“Life Goes On”[3]

During these turbulent times we must remind ourselves repeatedly that life goes on.

This we are apt to forget.

The wisdom of life transcends our wisdoms;

the purpose of life outlasts our purposes;

the process of life cushions our processes.

The mass attack of disillusion and despair,

distilled out of the collapse of hope,

has so invaded our thoughts that what we know to be true and valid seems unreal and ephemeral.

There seems to be little energy left for aught but futility.

This is the great deception.

By it whole peoples have gone down to oblivion

without the will to affirm the great and permanent strength of the clean and the commonplace.

Let us not be deceived.

It is just as important as ever to attend to the little graces

by which the dignity of our lives is maintained and sustained.

Birds still sing;

the stars coniine to cast their gentle gleam over the desolation of the battlefields,

and the heart is still inspired by the kind word and the gracious deed.

There is no need to fear evil.

There is every need to understand what it does,

how it operates in the world,

what it draws upon to sustain itself.

We must not shrink from the knowledge of the evilness of evil.

Over and over we must know that the real target of evil is not destruction of the body,

the reduction to rubble of cities;

the real target of evil

is to corrupt the spirit of man and to give his soul the contagion of inner disintegration.

When this happens,

there is nothing left,

the very citadel of man is captured and laid waste.

Therefore the evil in the world around us must not be allowed to move from without to within.

This would be to be overcome by evil.

To drink in the beauty that is within reach,

to clothe one’s life with simple deeds of kindness,

to keep alive a sensitiveness to the movement of the spirit of God

in the quietness of the human heart and in the workings of the human mind—

this is as always the ultimate answer to the great deception.

May Thurman’s words remind us of the precious value of life, help us celebrate it, and protect our souls from the “contagion of inner disintegration” during these turbulent times.

[1] See also The Papers of Howard Washington Thurman: Volume 1: My People Need Me, June 1918-March 1936, edited by Walter E. Fluker (Columbia, University of South Carolina Press, 2009); Howard Thurman: The Mystic as Prophet by Luther E, Smith, Jr. (Friends United Press, 2007); Mysticism and Social Change: The Social Witness of Howard Thurman by Alton B. Pollard (Peter Lang, 1992); and listen to the audiobook, The Living Wisdom of Howard Thurman: A Visionary of Our Time (Sounds True, 2010).

[2] A short list includes Disciplines of the Spirit (Friends United Press, 1963); The Creative Encounter (Friends United Press, 1972); The Search for Common Ground (Friends United Press, 1986); and With Head and Heart: The Autobiography of Howard Thurman (Mariner Books, 1981).

[3] Excerpted from Meditations of the Heart (Beacon Press, 1981), 110-11.

Copyright © AAIHS. May not be reprinted without permission.

Rhon Manigault-Bryant

LeRhonda S. Manigault-Bryant is Associate Professor of Africana Studies at Williams College.
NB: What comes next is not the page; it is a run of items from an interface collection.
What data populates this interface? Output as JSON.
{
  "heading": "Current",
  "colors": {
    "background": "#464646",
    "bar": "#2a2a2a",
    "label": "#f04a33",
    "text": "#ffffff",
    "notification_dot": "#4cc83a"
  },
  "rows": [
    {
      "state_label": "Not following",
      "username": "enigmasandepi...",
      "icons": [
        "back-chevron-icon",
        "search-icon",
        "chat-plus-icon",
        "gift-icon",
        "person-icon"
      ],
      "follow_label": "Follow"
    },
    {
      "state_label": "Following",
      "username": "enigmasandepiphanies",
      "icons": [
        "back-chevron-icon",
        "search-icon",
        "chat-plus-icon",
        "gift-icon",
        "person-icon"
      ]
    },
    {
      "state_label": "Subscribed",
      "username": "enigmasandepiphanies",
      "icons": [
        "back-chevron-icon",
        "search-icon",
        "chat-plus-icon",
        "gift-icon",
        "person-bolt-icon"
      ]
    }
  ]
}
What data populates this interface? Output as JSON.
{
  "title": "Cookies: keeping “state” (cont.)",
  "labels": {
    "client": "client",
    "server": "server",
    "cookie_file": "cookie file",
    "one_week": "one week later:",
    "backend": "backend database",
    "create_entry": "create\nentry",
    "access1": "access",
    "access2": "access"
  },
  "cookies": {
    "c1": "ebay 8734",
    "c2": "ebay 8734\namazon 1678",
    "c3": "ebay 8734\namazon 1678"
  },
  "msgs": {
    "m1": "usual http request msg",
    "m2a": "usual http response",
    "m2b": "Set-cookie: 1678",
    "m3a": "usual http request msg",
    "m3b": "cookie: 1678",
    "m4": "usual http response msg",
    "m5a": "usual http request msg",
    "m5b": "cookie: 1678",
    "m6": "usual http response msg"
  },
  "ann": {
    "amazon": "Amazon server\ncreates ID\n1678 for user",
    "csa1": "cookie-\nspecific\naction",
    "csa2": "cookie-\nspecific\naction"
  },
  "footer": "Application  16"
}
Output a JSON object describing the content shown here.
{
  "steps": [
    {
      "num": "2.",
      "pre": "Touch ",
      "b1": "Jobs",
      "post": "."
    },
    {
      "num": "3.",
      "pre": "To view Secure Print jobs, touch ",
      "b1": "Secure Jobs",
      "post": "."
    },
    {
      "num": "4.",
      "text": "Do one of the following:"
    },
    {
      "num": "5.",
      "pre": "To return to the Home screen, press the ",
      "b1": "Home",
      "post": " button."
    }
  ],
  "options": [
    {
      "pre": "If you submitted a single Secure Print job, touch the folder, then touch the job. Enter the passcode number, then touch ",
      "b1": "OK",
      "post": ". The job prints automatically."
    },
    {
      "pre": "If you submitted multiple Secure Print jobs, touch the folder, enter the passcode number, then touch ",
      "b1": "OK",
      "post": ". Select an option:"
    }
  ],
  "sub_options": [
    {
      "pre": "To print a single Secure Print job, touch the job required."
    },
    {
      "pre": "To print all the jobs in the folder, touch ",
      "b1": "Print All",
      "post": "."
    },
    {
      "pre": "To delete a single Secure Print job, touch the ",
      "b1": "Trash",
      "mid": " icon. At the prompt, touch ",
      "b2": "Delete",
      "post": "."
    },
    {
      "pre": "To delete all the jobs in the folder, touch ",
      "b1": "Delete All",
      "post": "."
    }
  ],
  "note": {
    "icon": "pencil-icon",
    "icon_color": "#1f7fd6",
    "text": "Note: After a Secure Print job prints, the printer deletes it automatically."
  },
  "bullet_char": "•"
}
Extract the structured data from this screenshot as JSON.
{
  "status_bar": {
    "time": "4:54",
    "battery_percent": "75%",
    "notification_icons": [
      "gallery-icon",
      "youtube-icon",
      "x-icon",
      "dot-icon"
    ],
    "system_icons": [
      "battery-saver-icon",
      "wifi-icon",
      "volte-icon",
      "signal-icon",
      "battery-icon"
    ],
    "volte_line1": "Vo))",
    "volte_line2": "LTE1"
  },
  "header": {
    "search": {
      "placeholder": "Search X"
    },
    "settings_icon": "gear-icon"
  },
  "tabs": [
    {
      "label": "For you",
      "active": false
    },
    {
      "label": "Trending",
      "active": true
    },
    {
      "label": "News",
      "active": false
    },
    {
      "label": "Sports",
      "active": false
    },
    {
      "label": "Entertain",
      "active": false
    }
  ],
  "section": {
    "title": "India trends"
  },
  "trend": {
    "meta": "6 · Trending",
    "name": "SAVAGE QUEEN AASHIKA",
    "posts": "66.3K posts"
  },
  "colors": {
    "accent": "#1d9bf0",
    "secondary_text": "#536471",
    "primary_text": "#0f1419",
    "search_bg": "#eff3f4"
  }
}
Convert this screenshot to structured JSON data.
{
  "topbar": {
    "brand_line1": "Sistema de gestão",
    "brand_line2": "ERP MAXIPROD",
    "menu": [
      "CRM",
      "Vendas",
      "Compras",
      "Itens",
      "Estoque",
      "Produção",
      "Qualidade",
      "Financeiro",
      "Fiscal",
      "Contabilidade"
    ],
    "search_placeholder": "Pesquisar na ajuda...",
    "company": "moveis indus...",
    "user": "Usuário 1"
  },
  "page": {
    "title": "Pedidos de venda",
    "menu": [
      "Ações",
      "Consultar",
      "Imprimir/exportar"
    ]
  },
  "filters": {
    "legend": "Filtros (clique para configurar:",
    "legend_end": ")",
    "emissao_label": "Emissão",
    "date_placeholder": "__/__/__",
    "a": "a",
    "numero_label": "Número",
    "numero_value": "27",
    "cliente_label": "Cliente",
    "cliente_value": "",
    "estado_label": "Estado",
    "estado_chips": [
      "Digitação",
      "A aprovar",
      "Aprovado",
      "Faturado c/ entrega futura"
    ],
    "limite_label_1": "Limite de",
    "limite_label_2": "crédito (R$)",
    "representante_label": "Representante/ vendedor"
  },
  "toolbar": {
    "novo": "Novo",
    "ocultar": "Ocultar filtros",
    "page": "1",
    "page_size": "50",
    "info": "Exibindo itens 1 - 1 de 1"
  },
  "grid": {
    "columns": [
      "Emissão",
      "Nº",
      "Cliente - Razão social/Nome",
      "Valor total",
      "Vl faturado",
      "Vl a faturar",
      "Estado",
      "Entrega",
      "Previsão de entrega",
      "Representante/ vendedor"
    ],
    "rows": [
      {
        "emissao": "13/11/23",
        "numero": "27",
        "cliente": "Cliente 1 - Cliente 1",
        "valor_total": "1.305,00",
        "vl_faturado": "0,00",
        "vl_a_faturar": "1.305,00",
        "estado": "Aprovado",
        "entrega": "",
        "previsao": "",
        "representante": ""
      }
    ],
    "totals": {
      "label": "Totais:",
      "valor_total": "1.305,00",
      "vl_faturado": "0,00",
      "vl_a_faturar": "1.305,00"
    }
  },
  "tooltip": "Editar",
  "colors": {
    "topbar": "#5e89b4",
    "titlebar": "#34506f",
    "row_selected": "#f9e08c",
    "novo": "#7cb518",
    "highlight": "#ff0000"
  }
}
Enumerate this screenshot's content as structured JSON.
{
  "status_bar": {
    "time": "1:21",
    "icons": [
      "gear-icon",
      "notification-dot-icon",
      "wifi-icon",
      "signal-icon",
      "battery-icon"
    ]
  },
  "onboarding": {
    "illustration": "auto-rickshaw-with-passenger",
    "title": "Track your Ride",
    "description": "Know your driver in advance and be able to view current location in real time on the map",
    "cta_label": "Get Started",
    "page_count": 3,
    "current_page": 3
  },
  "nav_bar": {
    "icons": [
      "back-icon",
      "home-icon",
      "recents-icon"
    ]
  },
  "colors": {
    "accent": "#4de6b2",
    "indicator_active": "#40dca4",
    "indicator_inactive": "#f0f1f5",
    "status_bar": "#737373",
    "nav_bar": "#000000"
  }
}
She is the author of Talking to the Dead: Religion, Music, and Lived Memory among Gullah/Geechee Women (Duke University Press), and co-author of Womanist and Black Feminist Responses to Tyler Perry’s Productions (Palgrave Macmillan) with Tamura A. Lomax and Carol B. Duncan. You can find her adding colorful commentary to the digital universe via Twitter @DoctorRMB.